I spoke to assistant coach Hayes for more of an insight into their preparation:
I’d like to start with what is the most pressing question for a lot of fans: how close are you to having all twelve players together in LA and ready to go?
Hayes: We’re very close to having all 12 here; we have a few final hiccups to overcome, but we should have everybody here by Week 2.
I imagine the delays you experienced combined with the festive break has impacted your preparation quite significantly. How much has this set you back and what does your pre-season preparation look like now?
H: Obviously we haven’t had as much practice time as we would have liked, but we still had the opportunity to practice for a few weeks with the EU players, and get some of the players meshed together in preparation for the season. Now that we have the majority of our players in NA, it’s all about preparing for our first opponents: the Houston Outlaws.

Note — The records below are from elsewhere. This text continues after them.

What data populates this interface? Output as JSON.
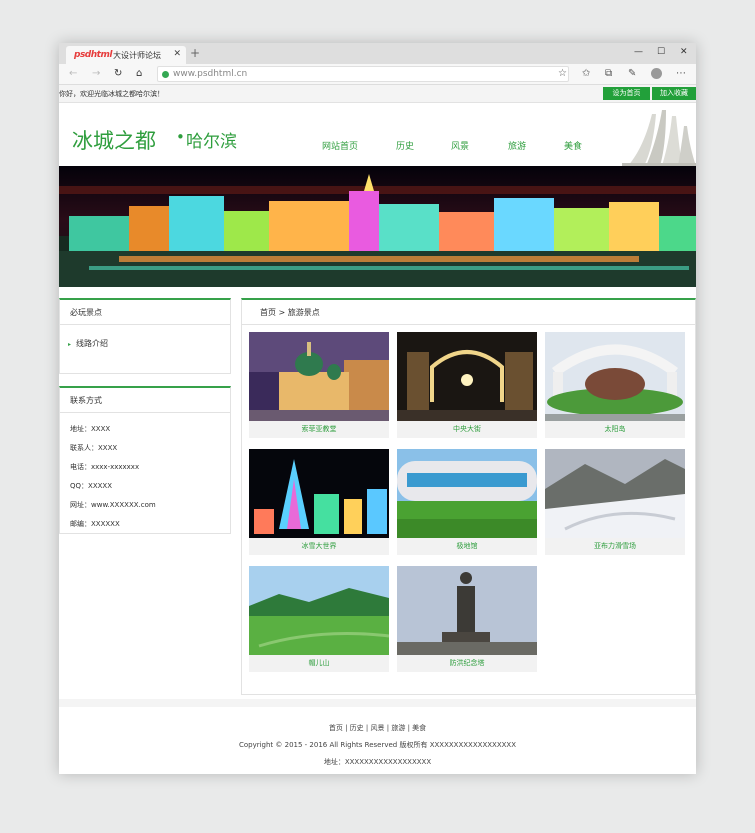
{
  "browser": {
    "tab_title": "大设计师论坛",
    "tab_logo": "psdhtml",
    "url": "www.psdhtml.cn"
  },
  "site": {
    "welcome": "你好，欢迎光临冰城之都哈尔滨！",
    "set_home": "设为首页",
    "add_favorite": "加入收藏",
    "logo_main": "冰城之都",
    "logo_dot": "•",
    "logo_sub": "哈尔滨",
    "nav": [
      "网站首页",
      "历史",
      "风景",
      "旅游",
      "美食"
    ]
  },
  "sidebar": {
    "must_play_title": "必玩景点",
    "route_item": "线路介绍",
    "contact_title": "联系方式",
    "contacts": [
      "地址：XXXX",
      "联系人：XXXX",
      "电话：xxxx-xxxxxxx",
      "QQ：XXXXX",
      "网址：www.XXXXXX.com",
      "邮编：XXXXXX"
    ]
  },
  "main": {
    "crumb_home": "首页",
    "crumb_sep": ">",
    "crumb_current": "旅游景点",
    "spots": [
      "索菲亚教堂",
      "中央大街",
      "太阳岛",
      "冰雪大世界",
      "极地馆",
      "亚布力滑雪场",
      "帽儿山",
      "防洪纪念塔"
    ]
  },
  "footer": {
    "links": [
      "首页",
      "历史",
      "风景",
      "旅游",
      "美食"
    ],
    "sep": "|",
    "copyright": "Copyright © 2015 - 2016 All Rights Reserved 版权所有 XXXXXXXXXXXXXXXXXX",
    "address": "地址：XXXXXXXXXXXXXXXXXX"
  },
  "colors": {
    "accent": "#2f9e3e",
    "button": "#22a03a"
  }
}
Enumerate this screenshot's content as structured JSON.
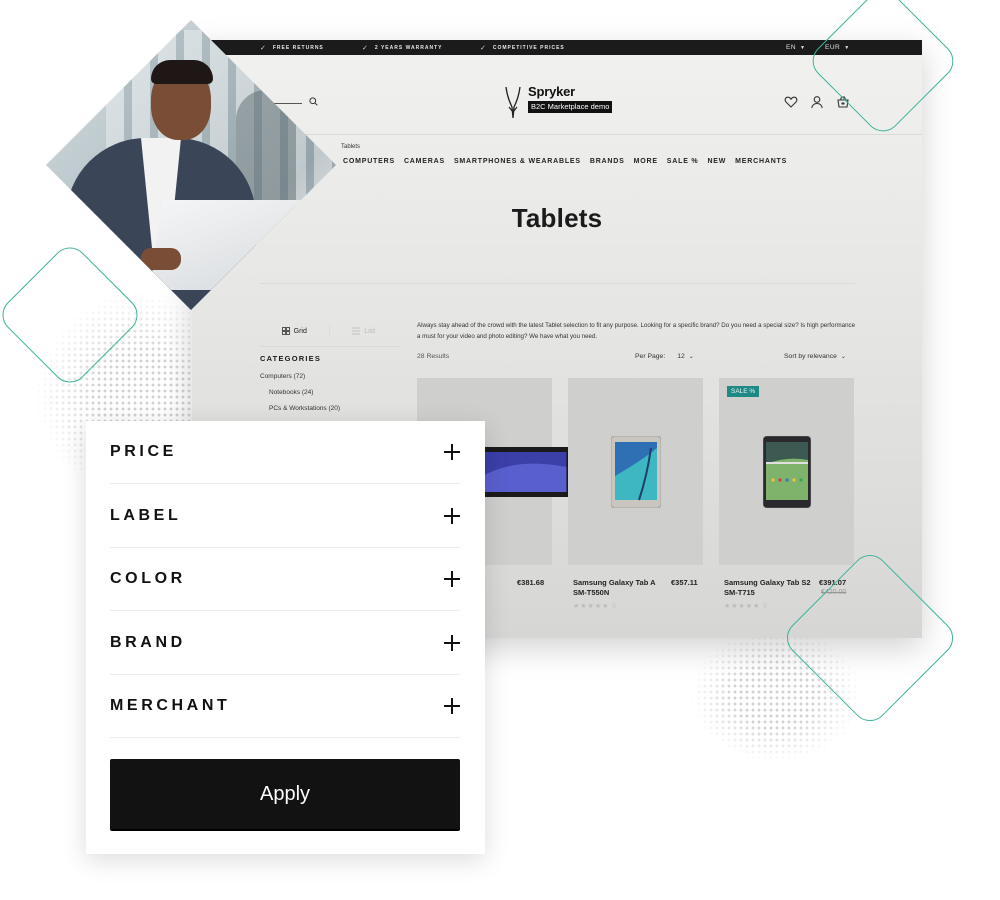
{
  "topbar": {
    "promos": [
      "Free Returns",
      "2 Years Warranty",
      "Competitive Prices"
    ],
    "language": "EN",
    "currency": "EUR"
  },
  "header": {
    "brand_name": "Spryker",
    "brand_subtitle": "B2C Marketplace demo",
    "icons": [
      "search-icon",
      "heart-icon",
      "user-icon",
      "cart-icon"
    ]
  },
  "nav": {
    "items": [
      "Computers",
      "Cameras",
      "Smartphones & Wearables",
      "Brands",
      "More",
      "Sale %",
      "New",
      "Merchants"
    ]
  },
  "breadcrumb": {
    "current": "Tablets"
  },
  "page": {
    "title": "Tablets",
    "description": "Always stay ahead of the crowd with the latest Tablet selection to fit any purpose. Looking for a specific brand? Do you need a special size? Is high performance a must for your video and photo editing? We have what you need.",
    "results": "28 Results",
    "per_page_label": "Per Page:",
    "per_page_value": "12",
    "sort_label": "Sort by relevance"
  },
  "view_toggle": {
    "grid": "Grid",
    "list": "List"
  },
  "categories": {
    "title": "Categories",
    "items": [
      {
        "label": "Computers (72)",
        "level": 0
      },
      {
        "label": "Notebooks (24)",
        "level": 1
      },
      {
        "label": "PCs & Workstations (20)",
        "level": 1
      }
    ]
  },
  "products": [
    {
      "name": "",
      "price": "€381.68",
      "old_price": "",
      "badge": "",
      "rating": 0
    },
    {
      "name": "Samsung Galaxy Tab A SM-T550N",
      "price": "€357.11",
      "old_price": "",
      "badge": "",
      "rating": 0
    },
    {
      "name": "Samsung Galaxy Tab S2 SM-T715",
      "price": "€391.07",
      "old_price": "€420.00",
      "badge": "SALE %",
      "rating": 0
    }
  ],
  "filters": {
    "items": [
      "Price",
      "Label",
      "Color",
      "Brand",
      "Merchant"
    ],
    "apply_label": "Apply"
  },
  "colors": {
    "accent_teal": "#3db39a",
    "sale_badge": "#1f8a85",
    "dark": "#121212"
  }
}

I’ve seen some of the photos of the awesome artwork at the Fusion houses. Could you tell me a bit about your accommodation and practice facilities down there?
H: Sure, we have one player house where the players are living and practicing and one coach house.
The player house is awesome, [and] our player manager has done so well making the players feel at home.
Going into the team itself, you have opted to max out the number of players on your roster. Was this something you planned on doing as you entered the building process, or did it happen more naturally?
H: From the start we wanted to for a 12 man roster just because of the practice possibilities that it opened up, aswell as being able to do in-house scrims to conceal information from other OWL teams.
Big picture, looking at your overall goals for Season 1. What would you define as a successful season for you and the team?
H: Personally I would say a successful season for me would to place top 4, Obviously I’d like the game to have great viewership over the course of the season as well.
Some of the players you have selected are what I’d class as obvious choices in some ways. Players like fragi or Boombox that every team probably would have wanted on their team or at least wanted to trial. While in other areas you have selected less well-known players, one I wanted to ask you about in particular was Eqo. Outside of Team Israel and the occasional ZenGaming match, there isn’t much known about him in the public sphere. Could you tell me a bit about him and what made him stand out compared to other options?
H: Eqo was a player I’d noticed was always playing very well even though he was on weaker teams so I was eager to try him out, he’s smart about the game and is always looking to improve; on top of that he has a diverse hero pool and is a talented flex DPS. I think he will surprise a lot of people.
One final question, which is somewhat inevitable for any team with Korean players in the mix. How are the Koreans settling in and how is their English coming along?
H: The Korean players are settling in well; we have an English tutor in place to develop their English, as well as having them play as much as they can to get used to communicating in English.
Thank you very much for your time and best of luck in your opening games.
The Philadelphia Fusion roster is:
- Lee "Carpe" Jae-hyeok (DPS)
- George "ShaDowBurn" Gushcha (DPS)
- Simon "Snillo" Ekström (DPS)
- Josh "Eqo" Corona (DPS)
- Gael "Poko" Gouzerch (Flex)
- Choi "HOTBA" Hong-joon (Flex)
- Joona "Fragi" Laine (Tank)
- Kim "Sado" Sumin (Tank)
- Joe "Joemeister" Gramano (Support)
- Isaac "Boombox" Charles (Support)
- Alberto "neptuNo" González (Support)
- Park "Dayfly" Jeong-hwan (Support)
- Yann "Kirby" Luu (Head Coach)
- Go "NamedHwi" Se-hwi (Assistant Coach)
- Elliot "Hayes" Hayes (Assistant Coach)
- Ethan "Beezy" Spector (Analyst)